▶ _Data supplied_:
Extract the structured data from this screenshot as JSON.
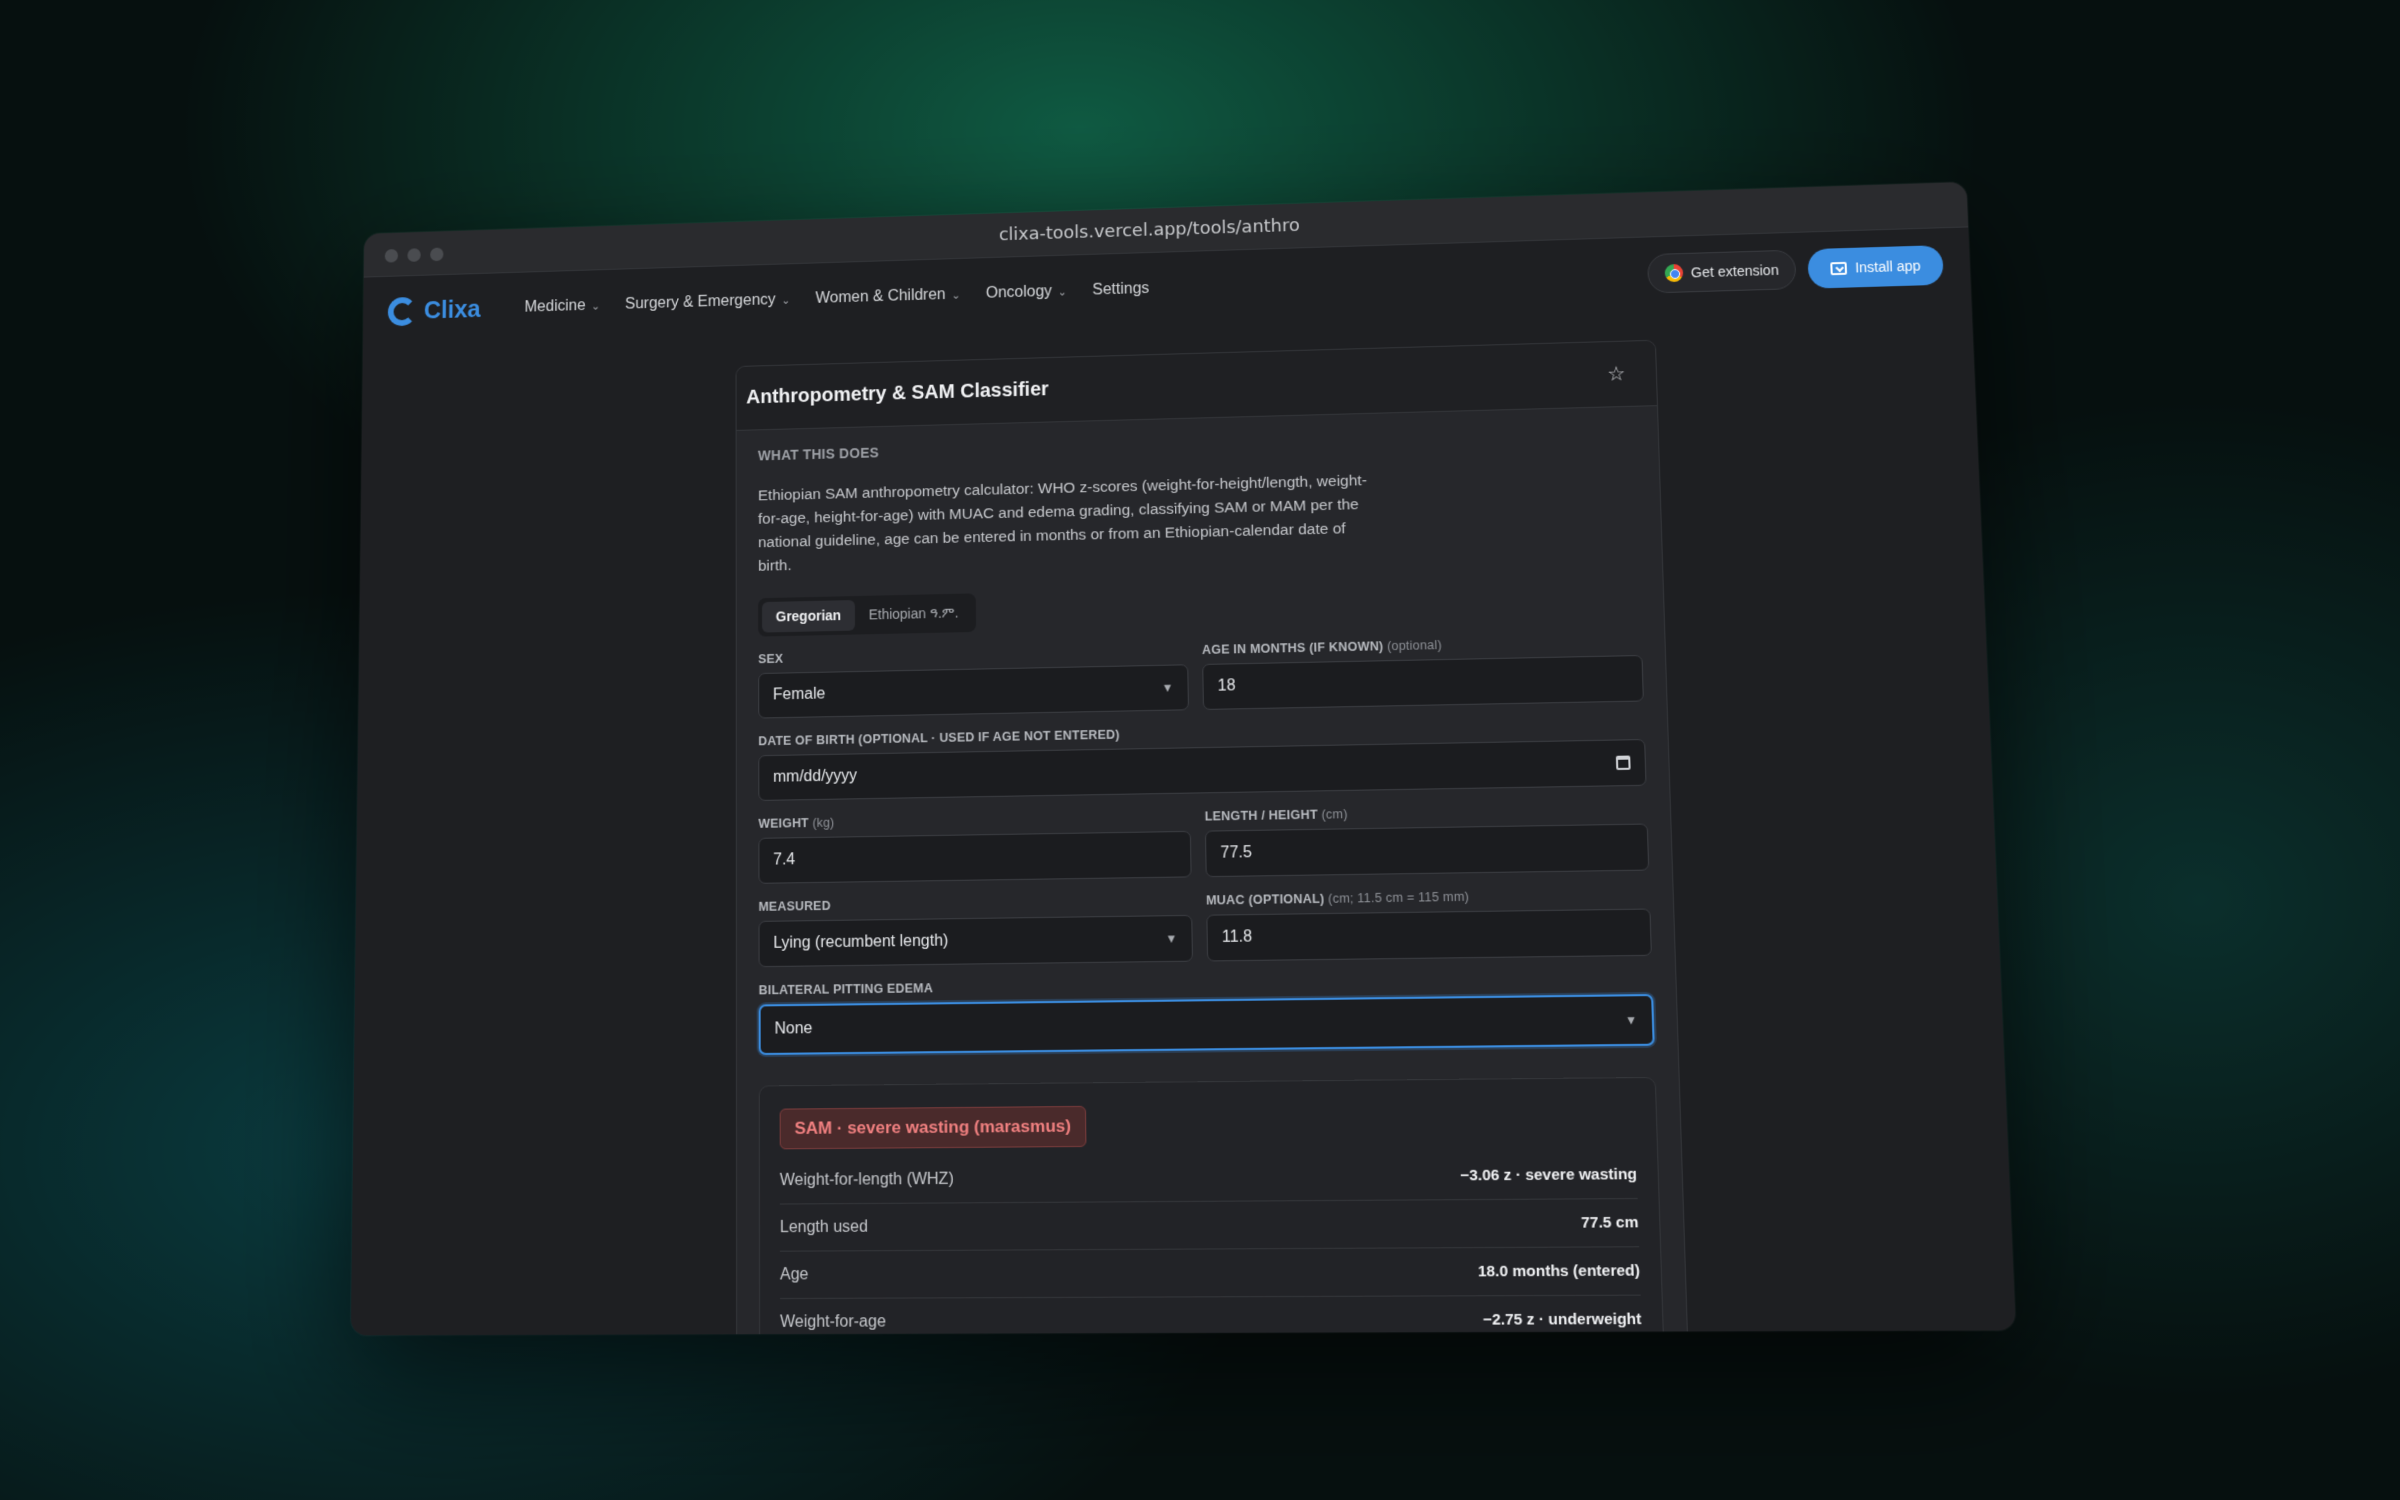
{
  "browser": {
    "url": "clixa-tools.vercel.app/tools/anthro"
  },
  "nav": {
    "logo_text": "Clixa",
    "items": [
      {
        "label": "Medicine",
        "has_dropdown": true
      },
      {
        "label": "Surgery & Emergency",
        "has_dropdown": true
      },
      {
        "label": "Women & Children",
        "has_dropdown": true
      },
      {
        "label": "Oncology",
        "has_dropdown": true
      },
      {
        "label": "Settings",
        "has_dropdown": false
      }
    ],
    "get_extension": "Get extension",
    "install_app": "Install app",
    "accent": "#3b8de0"
  },
  "card": {
    "title": "Anthropometry & SAM Classifier",
    "what_label": "WHAT THIS DOES",
    "description": "Ethiopian SAM anthropometry calculator: WHO z-scores (weight-for-height/length, weight-for-age, height-for-age) with MUAC and edema grading, classifying SAM or MAM per the national guideline, age can be entered in months or from an Ethiopian-calendar date of birth.",
    "tabs": [
      "Gregorian",
      "Ethiopian ዓ.ም."
    ],
    "active_tab": 0
  },
  "form": {
    "sex": {
      "label": "SEX",
      "value": "Female"
    },
    "age": {
      "label": "AGE IN MONTHS (IF KNOWN)",
      "note": "(optional)",
      "value": "18"
    },
    "dob": {
      "label": "DATE OF BIRTH (OPTIONAL · USED IF AGE NOT ENTERED)",
      "placeholder": "mm/dd/yyyy"
    },
    "weight": {
      "label": "WEIGHT",
      "unit": "(kg)",
      "value": "7.4"
    },
    "length": {
      "label": "LENGTH / HEIGHT",
      "unit": "(cm)",
      "value": "77.5"
    },
    "measured": {
      "label": "MEASURED",
      "value": "Lying (recumbent length)"
    },
    "muac": {
      "label": "MUAC (OPTIONAL)",
      "unit": "(cm; 11.5 cm = 115 mm)",
      "value": "11.8"
    },
    "edema": {
      "label": "BILATERAL PITTING EDEMA",
      "value": "None"
    }
  },
  "result": {
    "badge": "SAM · severe wasting (marasmus)",
    "badge_color": "#f08080",
    "rows": [
      {
        "k": "Weight-for-length (WHZ)",
        "v": "−3.06 z · severe wasting"
      },
      {
        "k": "Length used",
        "v": "77.5 cm"
      },
      {
        "k": "Age",
        "v": "18.0 months (entered)"
      },
      {
        "k": "Weight-for-age",
        "v": "−2.75 z · underweight"
      }
    ]
  }
}
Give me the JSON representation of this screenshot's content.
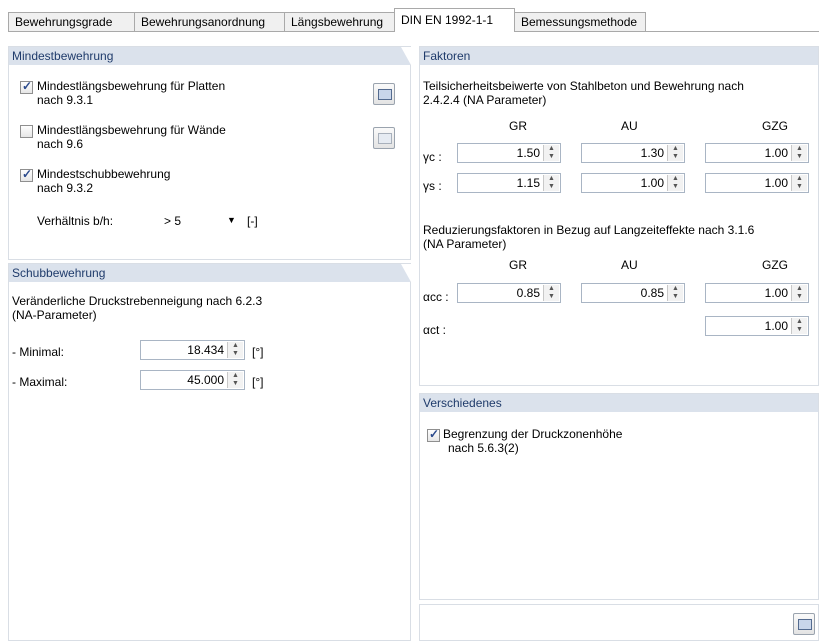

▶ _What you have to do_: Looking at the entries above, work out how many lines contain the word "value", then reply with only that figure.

▶ _Task solution_: 7